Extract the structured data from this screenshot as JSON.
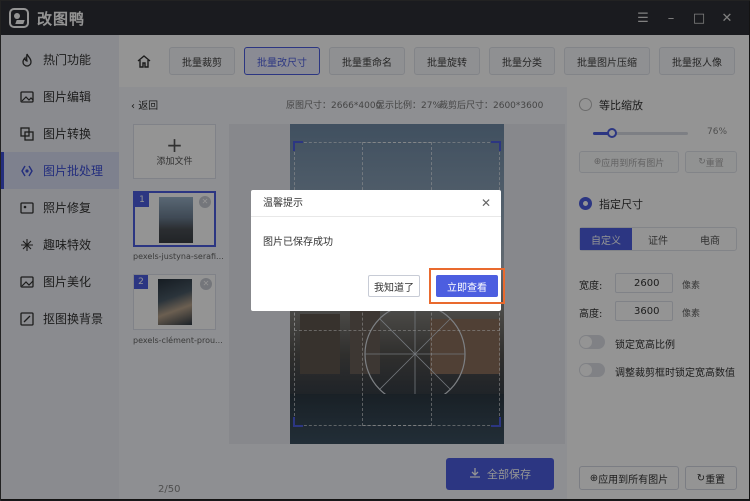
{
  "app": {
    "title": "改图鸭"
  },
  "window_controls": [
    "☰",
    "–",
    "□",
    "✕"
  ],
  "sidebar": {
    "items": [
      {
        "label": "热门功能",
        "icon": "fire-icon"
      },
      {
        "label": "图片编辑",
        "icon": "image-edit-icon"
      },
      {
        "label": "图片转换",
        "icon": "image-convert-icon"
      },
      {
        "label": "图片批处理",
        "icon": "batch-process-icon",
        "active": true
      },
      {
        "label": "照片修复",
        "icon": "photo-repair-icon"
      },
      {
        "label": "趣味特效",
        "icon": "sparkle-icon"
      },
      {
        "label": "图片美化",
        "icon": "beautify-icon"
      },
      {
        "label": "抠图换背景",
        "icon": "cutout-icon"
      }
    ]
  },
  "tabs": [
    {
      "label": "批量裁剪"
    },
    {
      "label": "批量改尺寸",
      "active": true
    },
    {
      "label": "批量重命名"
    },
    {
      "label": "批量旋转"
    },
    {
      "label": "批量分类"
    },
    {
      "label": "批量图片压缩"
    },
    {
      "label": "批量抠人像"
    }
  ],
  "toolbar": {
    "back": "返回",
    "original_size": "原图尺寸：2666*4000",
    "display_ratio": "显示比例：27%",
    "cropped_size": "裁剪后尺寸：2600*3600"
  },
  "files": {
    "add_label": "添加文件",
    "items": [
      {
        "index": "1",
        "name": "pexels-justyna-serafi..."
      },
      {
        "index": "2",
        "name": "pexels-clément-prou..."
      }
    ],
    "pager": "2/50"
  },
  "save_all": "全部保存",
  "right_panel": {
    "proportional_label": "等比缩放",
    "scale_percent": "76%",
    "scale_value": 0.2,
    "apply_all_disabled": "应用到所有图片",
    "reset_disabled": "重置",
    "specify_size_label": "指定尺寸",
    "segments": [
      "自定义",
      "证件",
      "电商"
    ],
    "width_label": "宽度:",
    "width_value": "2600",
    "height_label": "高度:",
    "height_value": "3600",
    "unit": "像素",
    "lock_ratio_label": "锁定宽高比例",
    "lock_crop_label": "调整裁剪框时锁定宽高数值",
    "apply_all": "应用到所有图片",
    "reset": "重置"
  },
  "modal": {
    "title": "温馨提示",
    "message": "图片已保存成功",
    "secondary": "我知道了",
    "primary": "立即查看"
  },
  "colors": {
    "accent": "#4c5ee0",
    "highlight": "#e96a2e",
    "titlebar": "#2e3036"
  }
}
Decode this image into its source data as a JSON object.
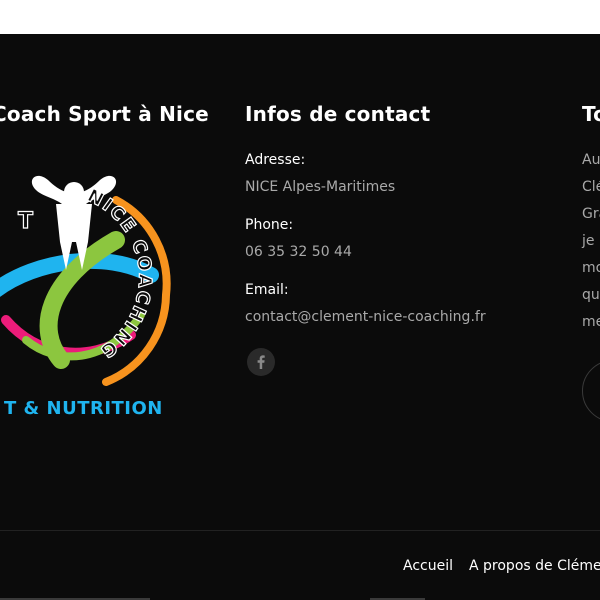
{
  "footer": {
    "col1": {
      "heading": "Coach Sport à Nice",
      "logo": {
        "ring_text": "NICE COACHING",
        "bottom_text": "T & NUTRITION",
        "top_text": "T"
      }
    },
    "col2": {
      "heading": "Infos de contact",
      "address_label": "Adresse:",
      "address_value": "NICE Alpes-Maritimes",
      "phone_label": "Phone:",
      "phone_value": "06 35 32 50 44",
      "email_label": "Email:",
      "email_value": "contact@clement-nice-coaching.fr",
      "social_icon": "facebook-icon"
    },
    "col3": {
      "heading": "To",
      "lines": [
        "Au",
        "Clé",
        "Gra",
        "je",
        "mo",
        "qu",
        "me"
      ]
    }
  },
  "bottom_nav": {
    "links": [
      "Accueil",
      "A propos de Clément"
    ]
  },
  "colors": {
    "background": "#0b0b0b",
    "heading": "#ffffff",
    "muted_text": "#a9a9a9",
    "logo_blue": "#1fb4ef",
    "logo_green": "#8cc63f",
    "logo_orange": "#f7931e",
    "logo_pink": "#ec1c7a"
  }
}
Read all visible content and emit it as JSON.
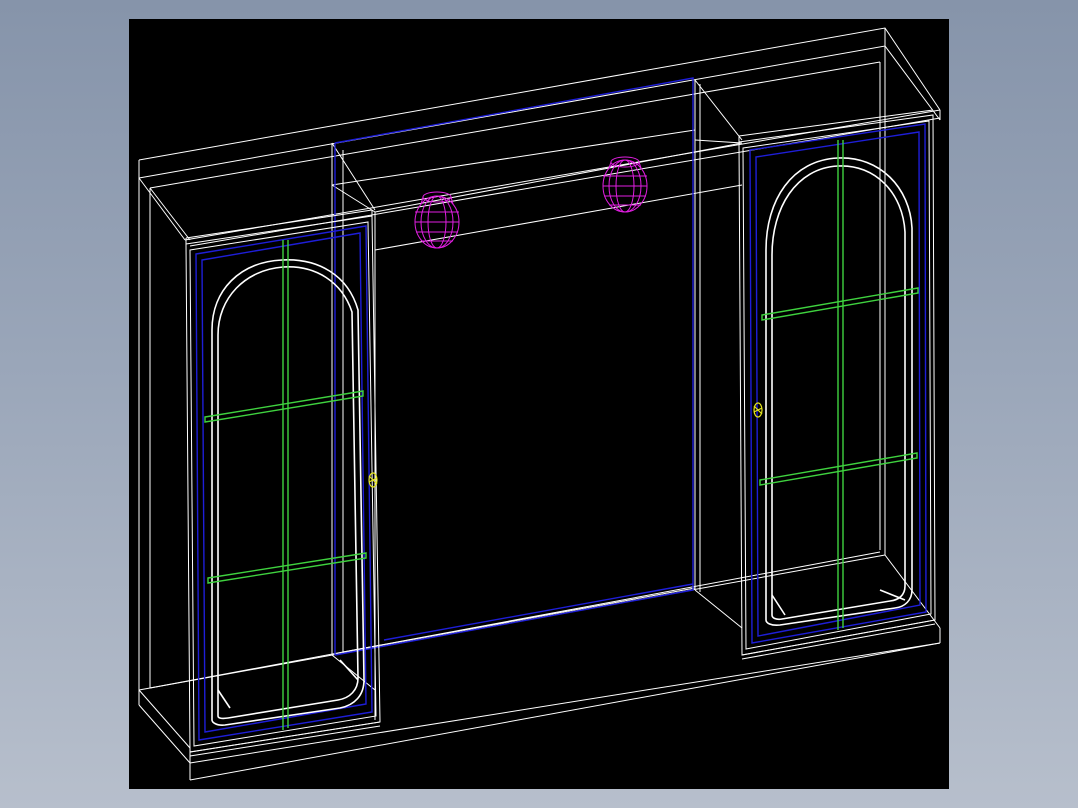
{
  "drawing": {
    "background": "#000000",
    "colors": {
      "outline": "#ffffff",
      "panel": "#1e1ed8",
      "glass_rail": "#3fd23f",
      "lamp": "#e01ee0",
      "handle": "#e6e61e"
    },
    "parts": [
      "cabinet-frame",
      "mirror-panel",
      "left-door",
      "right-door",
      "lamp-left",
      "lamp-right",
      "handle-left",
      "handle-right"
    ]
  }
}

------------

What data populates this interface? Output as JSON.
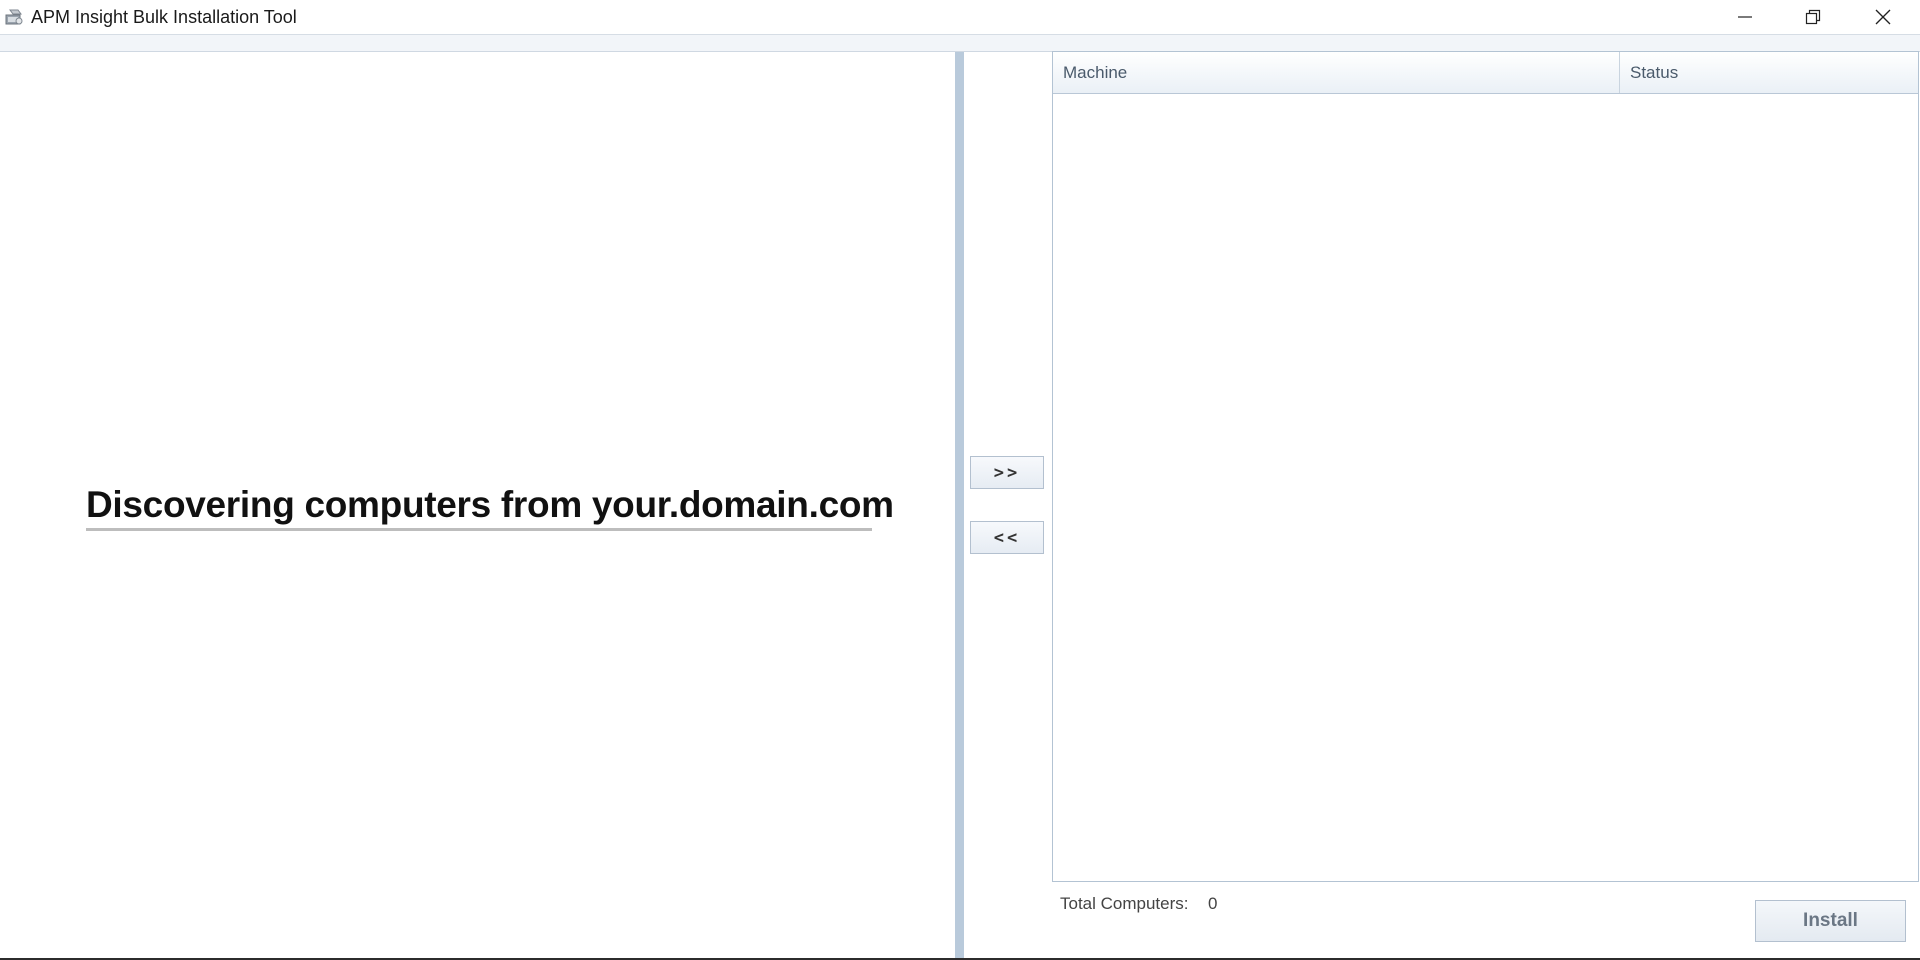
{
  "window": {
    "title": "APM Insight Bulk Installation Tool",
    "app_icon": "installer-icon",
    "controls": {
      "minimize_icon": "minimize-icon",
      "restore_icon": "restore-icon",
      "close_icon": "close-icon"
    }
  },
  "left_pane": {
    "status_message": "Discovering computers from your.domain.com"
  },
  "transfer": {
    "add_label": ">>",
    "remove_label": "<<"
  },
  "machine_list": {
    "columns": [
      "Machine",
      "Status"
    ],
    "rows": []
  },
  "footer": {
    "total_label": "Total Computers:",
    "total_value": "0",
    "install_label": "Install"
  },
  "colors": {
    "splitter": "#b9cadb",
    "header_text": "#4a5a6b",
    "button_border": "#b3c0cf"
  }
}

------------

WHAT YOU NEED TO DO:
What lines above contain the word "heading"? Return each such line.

SOLUTION FOR THIS EXERCISE:
      "heading": "Coach Sport à Nice",
      "heading": "Infos de contact",
      "heading": "To",
    "heading": "#ffffff",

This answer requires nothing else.